True products are quite different. Products have many years long life cycles, from inception through launch, constant active enhancements and growth, and then eventual an end of life. During these life cycles, customers reasonably expect new capabilities to increase and existing capabilities to evolve for better usability and effectiveness.
Products are not defined by a particular architecture or features but their mission on behalf of the market, users and customers. During a product’s life cycle, the product team may discover new feature ideas or develop new architectural implementations to replace or enhance old ones, all within the umbrella of the same product and mission.
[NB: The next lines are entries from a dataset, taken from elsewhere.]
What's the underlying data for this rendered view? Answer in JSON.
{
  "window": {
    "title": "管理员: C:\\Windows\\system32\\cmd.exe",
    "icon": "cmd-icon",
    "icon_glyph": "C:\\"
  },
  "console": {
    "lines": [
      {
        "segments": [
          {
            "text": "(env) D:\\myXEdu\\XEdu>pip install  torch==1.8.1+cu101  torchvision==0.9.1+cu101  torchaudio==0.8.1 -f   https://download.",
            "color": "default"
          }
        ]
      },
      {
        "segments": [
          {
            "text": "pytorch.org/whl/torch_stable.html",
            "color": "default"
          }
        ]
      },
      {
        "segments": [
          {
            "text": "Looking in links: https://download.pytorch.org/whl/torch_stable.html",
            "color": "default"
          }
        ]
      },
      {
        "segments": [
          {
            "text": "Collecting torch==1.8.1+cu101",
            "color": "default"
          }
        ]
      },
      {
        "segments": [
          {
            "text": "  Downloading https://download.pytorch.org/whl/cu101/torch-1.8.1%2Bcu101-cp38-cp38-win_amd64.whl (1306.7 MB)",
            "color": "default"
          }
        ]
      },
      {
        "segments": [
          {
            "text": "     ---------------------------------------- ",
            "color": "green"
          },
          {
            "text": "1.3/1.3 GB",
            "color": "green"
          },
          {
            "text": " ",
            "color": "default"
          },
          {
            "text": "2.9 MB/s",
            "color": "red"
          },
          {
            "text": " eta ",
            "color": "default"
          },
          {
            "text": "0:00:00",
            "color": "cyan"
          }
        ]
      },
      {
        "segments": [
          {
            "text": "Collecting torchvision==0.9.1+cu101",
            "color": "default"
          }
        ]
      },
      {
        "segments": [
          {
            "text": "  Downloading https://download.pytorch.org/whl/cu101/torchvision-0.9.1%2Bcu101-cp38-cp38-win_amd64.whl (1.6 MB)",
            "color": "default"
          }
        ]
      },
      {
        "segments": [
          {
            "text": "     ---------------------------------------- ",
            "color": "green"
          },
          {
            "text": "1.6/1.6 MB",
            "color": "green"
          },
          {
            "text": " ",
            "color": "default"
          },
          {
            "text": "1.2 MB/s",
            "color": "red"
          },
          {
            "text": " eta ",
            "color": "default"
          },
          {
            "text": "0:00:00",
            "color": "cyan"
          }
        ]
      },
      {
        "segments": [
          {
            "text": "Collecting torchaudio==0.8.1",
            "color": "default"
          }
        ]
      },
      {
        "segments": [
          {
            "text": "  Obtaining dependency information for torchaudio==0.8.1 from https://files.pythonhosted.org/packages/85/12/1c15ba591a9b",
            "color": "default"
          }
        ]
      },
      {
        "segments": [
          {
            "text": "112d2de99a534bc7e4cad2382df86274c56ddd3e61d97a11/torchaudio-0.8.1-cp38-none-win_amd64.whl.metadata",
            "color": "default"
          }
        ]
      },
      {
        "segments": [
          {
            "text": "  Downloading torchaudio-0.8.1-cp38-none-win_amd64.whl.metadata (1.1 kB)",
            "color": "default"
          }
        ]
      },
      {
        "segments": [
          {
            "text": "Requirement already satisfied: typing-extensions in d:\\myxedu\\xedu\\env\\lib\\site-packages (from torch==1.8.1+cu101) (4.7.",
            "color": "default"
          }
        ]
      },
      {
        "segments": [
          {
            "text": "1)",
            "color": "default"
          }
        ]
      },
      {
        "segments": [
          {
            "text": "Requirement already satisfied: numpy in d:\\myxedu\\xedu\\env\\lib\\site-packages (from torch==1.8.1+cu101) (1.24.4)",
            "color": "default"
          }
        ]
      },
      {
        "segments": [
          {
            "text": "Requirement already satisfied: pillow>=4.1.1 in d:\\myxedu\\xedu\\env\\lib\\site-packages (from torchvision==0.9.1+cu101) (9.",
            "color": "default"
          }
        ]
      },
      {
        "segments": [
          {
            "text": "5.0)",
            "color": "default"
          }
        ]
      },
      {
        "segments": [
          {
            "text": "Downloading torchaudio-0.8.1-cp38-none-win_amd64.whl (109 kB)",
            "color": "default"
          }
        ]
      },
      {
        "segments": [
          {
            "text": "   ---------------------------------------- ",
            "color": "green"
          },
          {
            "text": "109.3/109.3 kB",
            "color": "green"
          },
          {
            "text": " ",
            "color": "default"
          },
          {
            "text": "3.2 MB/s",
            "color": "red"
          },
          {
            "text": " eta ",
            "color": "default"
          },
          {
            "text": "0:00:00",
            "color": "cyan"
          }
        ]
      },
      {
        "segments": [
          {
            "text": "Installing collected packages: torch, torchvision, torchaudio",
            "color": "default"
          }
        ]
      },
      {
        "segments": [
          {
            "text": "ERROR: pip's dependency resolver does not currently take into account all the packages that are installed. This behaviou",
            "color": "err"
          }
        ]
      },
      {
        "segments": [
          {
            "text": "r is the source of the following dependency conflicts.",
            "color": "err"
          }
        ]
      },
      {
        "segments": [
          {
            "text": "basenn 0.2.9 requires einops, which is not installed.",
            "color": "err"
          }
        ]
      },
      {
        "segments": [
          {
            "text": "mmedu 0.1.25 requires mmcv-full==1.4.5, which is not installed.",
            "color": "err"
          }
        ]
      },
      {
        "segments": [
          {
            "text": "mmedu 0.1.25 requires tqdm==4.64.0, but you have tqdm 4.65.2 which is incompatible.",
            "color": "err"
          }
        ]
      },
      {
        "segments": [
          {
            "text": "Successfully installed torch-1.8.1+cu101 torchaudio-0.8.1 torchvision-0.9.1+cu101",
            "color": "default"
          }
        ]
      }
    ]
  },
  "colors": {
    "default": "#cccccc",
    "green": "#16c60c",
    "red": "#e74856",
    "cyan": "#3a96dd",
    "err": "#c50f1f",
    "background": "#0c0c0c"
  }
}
Product teams maintain staffing levels throughout a product’s life cycle to continue delivering new capabilities and technical enhancements, not just keep the lights on. Every member of a high-performing product team takes the team’s mission as its own and strives to build holistic knowledge of the mission and the product and contribute new ideas and challenge existing ones—not just a defined role of a product manager or product owner or architect.
Product teams are acutely aware of competitive and substitute products and strive to become and stay their target customer’s first choice in the face of competitive product teams doing the same. Product teams regard selling, evangelizing and making their products available to their market as being as much a part of delivery as software development and integration. Product teams see opportunities to interact with target users and customers as invaluable two-way dialogue during which they get to show and get reactions to the shiny features they’ve built, as well as discover latent needs that drive ideas for new features and maybe even entirely different conceptions of the overall product.
In an IT organization that is transforming itself into a product organization, these ideas and this approach apply not just to teams working on “external” products for paying customers outside the organization, but also in equal measure to internal products that either serve internal end users, such as a finance or payroll system, or become services that developers on other teams incorporate into their products or platforms on which other developers build, such as a common identity service, customer data pipeline or private cloud. In today’s world, every such official internal service resides in an environment with competitive third-party services and possibly competing internal approaches, and in which what was state of the art yesterday is not viable today.
Conversely, a well-conceived, designed and managed internal product may turn out to be the basis of a massive external business. Witness AWS and countless DevOps startups that began with the old story, “We built this thing to support our social media/dating/gaming/whatever B2C startup, and it turned out to be something other companies wanted to buy more than people wanted what our startup was doing.” Managing internal services and platforms as products is the way to both ensure that the original mission is fulfilled while new opportunities are discovered, too.
I leave you with this link to a podcast featuring a small Brazilian fintech startup that I believe is one of the best recent examples of a true product team’s approach: Their level of customer intimacy enabled them to identify a new product that solved problems within the scope of their mission and on behalf of their target users that a lesser product team would not have done. How would this kind of product thinking apply to the products in your IT organization?